Unvaccinated people account for 'virtually all' COVID-19 hospitalizations, deaths, White House says

COVID-19 cases continue to amass in parts of the United States and the White House said unvaccinated people are the most impacted.

At Thursday’s news briefing, Jeff Zients, the White House COVID-19 response coordinator, said "virtually all COVID-19 hospitalizations and deaths in the United States are now occurring among unvaccinated individuals."

According to data collected by the U.S. Centers and Disease Control and Prevention (CDC), 184 million Americans have gotten at least one dose of an FDA-authorized COVID-19 vaccine.

Zients applauded them for rolling up a sleeve and contributing to America's recovery from the pandemic — which has seen case numbers, hospitalizations and deaths plummet from the highs of last winter.

"As a country, we’re closer than ever to ending this pandemic and getting back to normal," Zients said. "But the sad reality is that, despite our progress, we’re still losing people to this virus — which is especially tragic given, at this point, it is unnecessary and preventable."

RELATED: Fauci: 99.2% of US COVID-19 deaths involved unvaccinated people

Dr. Anthony Fauci, the nation’s top infectious disease expert and President Joe Biden’s chief medical advisor, shared similar concerns last week.

He told NBC’s "Meet the Press" it’s frustrating "where you have a formidable enemy" in the coronavirus and "yet we do have a countermeasure that’s highly, highly effective. And that’s the reason why it’s all the more sad and all the more tragic why it isn’t being completely implemented in this country."

Zients said COVID deaths and hospitalizations among unvaccinated Americans is a trend that’ll likely continue, particularly due to the recent spread of the more transmissible delta variant.

Earlier this week, the CDC predicted that the delta variant has now become the dominant strain of COVID-19 in the U.S. 

RELATED: Delta variant now most common COVID-19 strain, CDC prediction suggests

National genomic surveillance data showed the delta variant accounting for 30.4% of cases in the two-week period that ended on June 19. The CDC believes that will grow to 51.7% for the two-week period that ended July 3.

"And in some parts of the country, the percentage is even higher. For example, in parts of the Midwest and Upper Mountain states, CDC’s early sequence data suggests the Delta variant accounts for approximately 80 percent of cases," said Dr. Rochelle Walensky, director of the CDC, at Thursday’s briefing.

It’s still unclear if the delta variant is more deadly than other strains, but the CDC notes "increased transmissibility" with the delta variant and the potential for it to make certain monoclonal antibody treatments less effective. Even so, all three authorized shots are effective against the COVID variants — including the delta variant. 

"The world is understandably worried about the delta virus variant," Dr. Anthony Fauci, the director of the U.S. National Institute of Allergy and Infectious Diseases, said. "The vaccines indeed are effective against it."
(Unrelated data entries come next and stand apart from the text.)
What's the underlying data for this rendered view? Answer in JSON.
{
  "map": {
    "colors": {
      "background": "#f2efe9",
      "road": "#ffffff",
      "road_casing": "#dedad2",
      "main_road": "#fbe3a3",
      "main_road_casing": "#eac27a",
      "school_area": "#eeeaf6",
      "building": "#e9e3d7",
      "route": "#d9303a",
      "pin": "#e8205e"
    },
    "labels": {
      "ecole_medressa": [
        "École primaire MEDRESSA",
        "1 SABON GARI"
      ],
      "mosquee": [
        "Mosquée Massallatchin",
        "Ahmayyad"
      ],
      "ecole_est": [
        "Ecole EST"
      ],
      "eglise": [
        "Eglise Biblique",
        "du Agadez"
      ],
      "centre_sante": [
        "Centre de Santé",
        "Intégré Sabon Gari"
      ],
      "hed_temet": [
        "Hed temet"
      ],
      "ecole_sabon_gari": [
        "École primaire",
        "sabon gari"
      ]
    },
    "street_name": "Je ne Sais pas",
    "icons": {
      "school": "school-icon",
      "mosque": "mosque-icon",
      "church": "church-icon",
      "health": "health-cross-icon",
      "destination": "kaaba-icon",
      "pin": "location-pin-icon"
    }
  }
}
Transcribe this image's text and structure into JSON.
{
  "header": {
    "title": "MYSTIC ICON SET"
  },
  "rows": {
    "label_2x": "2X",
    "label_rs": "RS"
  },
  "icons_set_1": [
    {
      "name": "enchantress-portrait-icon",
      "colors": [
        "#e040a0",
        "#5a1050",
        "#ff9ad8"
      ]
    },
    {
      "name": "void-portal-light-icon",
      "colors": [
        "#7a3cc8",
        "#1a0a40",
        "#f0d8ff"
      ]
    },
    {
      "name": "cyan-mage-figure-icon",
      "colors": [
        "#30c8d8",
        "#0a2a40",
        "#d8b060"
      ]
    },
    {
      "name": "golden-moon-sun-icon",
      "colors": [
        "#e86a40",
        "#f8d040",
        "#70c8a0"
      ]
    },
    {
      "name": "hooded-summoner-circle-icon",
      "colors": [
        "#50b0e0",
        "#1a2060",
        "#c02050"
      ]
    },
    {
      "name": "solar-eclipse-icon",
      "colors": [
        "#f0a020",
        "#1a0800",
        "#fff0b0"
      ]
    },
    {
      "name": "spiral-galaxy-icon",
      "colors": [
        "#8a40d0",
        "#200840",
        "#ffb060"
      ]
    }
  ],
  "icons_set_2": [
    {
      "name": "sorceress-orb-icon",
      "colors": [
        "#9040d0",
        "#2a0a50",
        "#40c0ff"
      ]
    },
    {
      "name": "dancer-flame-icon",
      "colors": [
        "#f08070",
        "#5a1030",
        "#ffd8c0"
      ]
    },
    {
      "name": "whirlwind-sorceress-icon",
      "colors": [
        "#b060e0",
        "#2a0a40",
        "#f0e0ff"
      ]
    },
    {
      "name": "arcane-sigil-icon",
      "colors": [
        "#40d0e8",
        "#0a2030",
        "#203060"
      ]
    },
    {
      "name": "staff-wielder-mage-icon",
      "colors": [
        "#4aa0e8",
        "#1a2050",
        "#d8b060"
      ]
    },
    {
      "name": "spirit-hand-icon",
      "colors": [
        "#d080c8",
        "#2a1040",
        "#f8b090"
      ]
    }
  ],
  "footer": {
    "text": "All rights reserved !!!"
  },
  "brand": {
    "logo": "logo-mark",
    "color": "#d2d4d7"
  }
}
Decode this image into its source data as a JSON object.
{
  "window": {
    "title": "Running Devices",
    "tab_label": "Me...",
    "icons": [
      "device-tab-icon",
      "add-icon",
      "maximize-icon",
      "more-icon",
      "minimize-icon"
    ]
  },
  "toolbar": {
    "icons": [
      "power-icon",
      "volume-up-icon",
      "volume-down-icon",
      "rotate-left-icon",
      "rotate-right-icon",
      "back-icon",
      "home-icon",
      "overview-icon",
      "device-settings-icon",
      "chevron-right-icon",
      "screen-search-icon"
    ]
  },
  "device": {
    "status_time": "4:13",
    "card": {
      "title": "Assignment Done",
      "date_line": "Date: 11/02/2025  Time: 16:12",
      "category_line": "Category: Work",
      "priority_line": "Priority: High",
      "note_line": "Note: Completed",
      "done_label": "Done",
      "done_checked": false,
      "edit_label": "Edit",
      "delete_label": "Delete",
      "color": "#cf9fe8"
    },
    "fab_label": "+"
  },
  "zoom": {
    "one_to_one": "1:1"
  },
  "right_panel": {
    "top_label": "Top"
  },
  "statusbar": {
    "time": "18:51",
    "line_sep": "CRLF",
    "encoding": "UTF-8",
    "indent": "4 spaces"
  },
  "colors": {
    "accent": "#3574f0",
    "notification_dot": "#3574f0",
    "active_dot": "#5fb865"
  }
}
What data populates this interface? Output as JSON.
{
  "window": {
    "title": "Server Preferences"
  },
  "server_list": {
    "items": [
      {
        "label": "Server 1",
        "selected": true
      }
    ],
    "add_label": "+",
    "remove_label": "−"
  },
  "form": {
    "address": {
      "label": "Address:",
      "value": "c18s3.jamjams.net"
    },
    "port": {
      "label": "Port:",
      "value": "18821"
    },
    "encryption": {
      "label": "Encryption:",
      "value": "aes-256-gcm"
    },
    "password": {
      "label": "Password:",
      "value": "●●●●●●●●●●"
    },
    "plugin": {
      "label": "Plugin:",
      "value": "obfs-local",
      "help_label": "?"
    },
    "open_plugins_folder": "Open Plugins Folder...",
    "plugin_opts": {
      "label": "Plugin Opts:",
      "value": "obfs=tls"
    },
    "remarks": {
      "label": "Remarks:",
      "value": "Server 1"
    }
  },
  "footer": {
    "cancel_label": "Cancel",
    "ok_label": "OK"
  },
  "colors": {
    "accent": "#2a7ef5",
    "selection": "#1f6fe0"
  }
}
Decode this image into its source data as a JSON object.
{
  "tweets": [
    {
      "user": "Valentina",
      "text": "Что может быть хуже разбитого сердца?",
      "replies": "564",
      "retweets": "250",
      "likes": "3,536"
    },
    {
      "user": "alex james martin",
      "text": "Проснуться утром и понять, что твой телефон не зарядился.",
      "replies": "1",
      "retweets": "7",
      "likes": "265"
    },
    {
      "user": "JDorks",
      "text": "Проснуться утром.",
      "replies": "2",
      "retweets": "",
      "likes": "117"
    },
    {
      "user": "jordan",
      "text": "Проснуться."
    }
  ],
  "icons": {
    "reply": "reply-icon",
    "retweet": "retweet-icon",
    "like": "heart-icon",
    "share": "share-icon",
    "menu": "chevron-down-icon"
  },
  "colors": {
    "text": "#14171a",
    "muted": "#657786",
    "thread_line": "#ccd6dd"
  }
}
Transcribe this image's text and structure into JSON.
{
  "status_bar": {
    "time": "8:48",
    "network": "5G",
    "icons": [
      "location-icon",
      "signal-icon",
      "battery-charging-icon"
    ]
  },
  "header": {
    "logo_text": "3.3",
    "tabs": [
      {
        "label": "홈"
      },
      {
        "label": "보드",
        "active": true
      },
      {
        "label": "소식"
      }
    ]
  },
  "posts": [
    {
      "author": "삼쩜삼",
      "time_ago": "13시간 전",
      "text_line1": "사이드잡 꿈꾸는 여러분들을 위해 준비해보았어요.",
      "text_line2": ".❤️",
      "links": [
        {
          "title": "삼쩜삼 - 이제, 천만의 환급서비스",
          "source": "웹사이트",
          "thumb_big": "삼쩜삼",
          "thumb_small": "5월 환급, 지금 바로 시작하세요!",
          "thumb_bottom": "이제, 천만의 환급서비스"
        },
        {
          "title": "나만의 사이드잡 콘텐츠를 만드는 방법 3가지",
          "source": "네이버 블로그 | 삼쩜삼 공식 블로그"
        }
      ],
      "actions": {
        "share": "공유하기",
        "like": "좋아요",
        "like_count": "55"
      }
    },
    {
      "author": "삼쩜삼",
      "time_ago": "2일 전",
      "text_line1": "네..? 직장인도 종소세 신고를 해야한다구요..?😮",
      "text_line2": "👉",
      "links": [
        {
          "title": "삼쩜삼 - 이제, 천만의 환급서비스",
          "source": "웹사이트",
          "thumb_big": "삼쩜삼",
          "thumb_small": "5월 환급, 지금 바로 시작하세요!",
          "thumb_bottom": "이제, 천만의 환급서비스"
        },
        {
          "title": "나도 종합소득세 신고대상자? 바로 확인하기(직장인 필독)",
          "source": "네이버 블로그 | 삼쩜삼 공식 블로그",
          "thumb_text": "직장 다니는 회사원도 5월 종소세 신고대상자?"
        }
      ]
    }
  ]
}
Fauci cited various studies, including three real-world studies which separately showed Pfizer was 79%, 88% and 96% effective against the delta variant.

In this photo illustration, a silhouette of hands in medical

In this photo illustration, a silhouette of hands in medical gloves hold a medical syringe and a vial in front of the US flag. (Photo Illustration by Pavlo Gonchar/SOPA Images/LightRocket via Getty Images)

But that promising news means little to those who are still refusing the shot. Zients said the COVID response team has plans to address that.

Officials are targeting older children by getting vaccines to pediatricians offices. The hope is to have the teens inoculated when they show up for back-to-school checkups or get physical examinations for sports.

They will also work to bring shots to school campuses and even to workplaces for unvaccinated adults.

"At the same time we work with communities to get more shots and arms, we’re also mobilizing COVID-19 surge response teams to provide additional support to states in dealing with outbreaks among the unvaccinated," Zients said.

This story was reported from Atlanta.